▶ [Dataset rows for apps and sites]
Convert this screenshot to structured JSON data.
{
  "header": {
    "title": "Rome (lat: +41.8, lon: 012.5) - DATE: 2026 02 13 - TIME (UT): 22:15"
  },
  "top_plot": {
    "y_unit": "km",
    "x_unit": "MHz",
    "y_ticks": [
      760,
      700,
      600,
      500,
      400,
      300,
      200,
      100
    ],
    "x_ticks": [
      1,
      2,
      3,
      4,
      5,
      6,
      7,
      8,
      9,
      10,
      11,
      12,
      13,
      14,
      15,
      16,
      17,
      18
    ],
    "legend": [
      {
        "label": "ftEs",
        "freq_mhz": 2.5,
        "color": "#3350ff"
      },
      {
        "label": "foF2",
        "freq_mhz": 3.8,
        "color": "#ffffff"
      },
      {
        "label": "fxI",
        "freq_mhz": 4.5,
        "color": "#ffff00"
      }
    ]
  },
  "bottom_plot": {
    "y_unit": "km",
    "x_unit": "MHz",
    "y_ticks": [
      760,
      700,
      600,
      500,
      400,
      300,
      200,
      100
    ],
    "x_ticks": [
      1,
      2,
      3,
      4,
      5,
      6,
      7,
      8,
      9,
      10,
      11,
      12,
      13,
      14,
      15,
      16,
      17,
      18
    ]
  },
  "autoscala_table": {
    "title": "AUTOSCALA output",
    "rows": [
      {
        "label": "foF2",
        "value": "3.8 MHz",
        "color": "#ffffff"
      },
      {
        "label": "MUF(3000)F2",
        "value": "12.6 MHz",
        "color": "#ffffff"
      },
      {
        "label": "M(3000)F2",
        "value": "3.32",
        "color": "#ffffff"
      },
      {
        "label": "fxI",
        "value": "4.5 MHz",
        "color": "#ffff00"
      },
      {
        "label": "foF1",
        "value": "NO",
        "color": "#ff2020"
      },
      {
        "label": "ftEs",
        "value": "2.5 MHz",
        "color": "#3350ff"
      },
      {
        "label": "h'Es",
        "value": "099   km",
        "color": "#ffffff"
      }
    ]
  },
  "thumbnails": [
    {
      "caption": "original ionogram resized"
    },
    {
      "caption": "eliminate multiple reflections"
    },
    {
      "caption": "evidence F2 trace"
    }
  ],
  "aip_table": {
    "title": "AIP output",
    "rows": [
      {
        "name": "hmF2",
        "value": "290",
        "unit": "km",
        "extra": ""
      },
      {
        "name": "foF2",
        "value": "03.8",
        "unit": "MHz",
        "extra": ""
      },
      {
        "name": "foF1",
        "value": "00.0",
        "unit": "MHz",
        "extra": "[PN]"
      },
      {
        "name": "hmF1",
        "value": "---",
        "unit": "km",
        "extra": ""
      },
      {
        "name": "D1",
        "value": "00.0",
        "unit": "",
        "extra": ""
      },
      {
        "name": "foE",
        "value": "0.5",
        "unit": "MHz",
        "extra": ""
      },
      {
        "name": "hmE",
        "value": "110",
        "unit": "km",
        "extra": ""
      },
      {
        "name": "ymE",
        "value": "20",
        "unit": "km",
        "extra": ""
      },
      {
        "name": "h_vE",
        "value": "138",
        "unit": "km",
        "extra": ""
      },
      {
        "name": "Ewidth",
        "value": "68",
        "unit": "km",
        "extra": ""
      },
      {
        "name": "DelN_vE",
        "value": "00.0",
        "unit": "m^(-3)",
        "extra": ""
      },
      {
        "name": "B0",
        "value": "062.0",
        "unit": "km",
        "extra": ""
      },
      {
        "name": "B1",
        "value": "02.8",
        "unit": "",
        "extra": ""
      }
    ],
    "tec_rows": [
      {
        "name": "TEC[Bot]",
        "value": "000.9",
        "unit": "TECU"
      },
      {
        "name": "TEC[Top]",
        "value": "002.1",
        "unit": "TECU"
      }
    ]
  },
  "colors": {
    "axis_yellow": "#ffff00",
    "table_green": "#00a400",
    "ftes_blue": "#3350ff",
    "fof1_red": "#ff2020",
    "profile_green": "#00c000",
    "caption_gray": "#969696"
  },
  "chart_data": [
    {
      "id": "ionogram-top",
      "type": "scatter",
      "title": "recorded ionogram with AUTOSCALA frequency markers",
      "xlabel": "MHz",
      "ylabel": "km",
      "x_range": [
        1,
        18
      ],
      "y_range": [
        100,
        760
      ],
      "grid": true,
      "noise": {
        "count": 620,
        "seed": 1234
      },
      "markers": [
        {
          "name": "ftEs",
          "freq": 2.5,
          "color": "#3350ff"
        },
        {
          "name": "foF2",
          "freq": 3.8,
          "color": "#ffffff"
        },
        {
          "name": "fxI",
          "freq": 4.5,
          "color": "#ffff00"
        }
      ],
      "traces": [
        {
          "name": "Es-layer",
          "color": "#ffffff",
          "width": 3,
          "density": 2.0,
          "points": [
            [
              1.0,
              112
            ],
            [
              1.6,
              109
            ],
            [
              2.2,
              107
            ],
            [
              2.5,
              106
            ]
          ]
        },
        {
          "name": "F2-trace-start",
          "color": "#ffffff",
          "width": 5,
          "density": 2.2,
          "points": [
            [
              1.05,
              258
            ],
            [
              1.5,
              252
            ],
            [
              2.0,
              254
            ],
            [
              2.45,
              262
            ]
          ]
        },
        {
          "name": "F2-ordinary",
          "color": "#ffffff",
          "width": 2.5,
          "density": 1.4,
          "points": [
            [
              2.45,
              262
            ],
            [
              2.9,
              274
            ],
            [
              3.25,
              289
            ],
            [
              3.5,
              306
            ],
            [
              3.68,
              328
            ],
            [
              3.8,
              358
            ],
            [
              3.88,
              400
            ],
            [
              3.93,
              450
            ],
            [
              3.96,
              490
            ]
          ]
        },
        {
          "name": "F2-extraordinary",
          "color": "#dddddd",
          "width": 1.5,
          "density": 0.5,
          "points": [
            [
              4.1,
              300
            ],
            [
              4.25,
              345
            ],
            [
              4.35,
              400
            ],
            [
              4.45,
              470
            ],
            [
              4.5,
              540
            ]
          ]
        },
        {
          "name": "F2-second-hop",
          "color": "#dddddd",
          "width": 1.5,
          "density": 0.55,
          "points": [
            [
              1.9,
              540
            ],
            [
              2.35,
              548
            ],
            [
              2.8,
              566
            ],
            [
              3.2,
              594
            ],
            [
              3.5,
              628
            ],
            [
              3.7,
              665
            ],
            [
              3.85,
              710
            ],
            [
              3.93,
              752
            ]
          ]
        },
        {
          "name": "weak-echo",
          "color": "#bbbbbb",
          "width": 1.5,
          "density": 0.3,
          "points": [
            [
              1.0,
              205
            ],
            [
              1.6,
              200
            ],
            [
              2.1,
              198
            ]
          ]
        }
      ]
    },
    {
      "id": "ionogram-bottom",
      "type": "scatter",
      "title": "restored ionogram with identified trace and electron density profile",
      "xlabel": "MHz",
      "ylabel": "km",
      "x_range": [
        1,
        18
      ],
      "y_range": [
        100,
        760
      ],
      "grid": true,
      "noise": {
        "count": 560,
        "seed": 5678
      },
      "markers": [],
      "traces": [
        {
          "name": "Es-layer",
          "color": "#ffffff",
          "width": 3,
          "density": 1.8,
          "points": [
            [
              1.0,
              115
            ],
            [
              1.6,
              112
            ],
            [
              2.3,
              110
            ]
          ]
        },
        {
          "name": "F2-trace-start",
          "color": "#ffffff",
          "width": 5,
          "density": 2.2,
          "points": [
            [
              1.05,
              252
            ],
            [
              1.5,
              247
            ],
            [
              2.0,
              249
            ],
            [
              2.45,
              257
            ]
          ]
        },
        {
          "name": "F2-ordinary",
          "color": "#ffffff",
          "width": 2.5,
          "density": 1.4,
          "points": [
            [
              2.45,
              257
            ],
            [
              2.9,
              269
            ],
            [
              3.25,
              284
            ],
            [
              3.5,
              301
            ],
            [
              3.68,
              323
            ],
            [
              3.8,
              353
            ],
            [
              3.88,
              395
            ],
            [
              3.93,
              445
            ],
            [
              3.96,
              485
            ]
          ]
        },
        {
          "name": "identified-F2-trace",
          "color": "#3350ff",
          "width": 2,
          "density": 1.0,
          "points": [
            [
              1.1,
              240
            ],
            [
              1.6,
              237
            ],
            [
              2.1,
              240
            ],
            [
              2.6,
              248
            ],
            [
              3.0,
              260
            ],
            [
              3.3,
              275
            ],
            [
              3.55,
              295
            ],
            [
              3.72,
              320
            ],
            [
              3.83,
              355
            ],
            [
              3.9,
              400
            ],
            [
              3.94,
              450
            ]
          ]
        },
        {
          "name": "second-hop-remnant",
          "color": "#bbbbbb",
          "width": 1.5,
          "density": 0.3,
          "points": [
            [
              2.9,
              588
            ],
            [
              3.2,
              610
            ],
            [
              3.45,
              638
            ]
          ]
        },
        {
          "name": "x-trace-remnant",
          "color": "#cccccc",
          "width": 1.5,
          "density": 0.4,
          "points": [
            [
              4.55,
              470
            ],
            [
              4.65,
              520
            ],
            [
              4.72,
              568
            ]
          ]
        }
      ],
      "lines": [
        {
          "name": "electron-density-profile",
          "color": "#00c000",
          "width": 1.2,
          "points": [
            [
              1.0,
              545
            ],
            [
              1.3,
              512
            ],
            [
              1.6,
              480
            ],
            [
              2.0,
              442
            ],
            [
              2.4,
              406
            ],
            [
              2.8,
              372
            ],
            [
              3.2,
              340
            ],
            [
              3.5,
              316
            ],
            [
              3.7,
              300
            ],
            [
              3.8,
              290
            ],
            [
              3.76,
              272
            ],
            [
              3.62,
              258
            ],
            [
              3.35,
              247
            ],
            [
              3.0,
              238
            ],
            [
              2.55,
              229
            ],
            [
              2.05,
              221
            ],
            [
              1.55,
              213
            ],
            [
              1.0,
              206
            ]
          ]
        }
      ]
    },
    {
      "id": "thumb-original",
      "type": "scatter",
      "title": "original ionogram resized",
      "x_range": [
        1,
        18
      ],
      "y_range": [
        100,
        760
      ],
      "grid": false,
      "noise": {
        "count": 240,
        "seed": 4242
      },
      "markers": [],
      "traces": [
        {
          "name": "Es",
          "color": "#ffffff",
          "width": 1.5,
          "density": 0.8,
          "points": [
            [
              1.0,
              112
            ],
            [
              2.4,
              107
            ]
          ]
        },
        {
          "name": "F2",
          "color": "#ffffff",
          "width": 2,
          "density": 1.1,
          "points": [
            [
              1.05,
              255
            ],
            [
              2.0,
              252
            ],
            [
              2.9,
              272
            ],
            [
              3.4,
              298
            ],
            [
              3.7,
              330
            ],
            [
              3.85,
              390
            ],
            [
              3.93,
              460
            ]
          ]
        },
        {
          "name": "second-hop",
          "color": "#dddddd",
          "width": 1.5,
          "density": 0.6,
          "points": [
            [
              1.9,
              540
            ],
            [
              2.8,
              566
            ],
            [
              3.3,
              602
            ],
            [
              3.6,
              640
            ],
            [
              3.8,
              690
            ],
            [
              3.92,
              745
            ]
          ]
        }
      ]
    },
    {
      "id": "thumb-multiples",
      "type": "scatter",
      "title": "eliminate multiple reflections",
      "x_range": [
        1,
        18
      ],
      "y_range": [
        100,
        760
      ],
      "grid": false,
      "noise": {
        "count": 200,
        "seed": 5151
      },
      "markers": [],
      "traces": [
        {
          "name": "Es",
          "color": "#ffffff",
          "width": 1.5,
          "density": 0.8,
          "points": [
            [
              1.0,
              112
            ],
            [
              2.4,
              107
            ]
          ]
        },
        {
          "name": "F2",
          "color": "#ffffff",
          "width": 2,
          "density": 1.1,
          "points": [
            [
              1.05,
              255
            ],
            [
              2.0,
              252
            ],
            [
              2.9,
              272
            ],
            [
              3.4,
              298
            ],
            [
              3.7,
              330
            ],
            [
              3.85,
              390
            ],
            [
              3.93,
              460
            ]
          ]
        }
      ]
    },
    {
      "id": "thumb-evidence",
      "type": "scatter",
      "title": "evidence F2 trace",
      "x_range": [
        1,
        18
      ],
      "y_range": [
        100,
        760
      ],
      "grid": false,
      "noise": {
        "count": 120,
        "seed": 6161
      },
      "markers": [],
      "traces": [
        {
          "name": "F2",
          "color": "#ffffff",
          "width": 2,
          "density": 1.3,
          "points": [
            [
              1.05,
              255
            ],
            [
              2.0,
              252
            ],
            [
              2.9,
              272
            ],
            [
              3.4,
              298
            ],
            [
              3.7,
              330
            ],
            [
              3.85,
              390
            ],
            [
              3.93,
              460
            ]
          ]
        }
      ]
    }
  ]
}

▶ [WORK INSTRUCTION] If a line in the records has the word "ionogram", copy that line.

▶ [SOLUTION TO THIS EXERCISE]
      "caption": "original ionogram resized"
      "id": "ionogram-top",
      "title": "recorded ionogram with AUTOSCALA frequency markers",
      "id": "ionogram-bottom",
      "title": "restored ionogram with identified trace and electron density profile",
      "title": "original ionogram resized",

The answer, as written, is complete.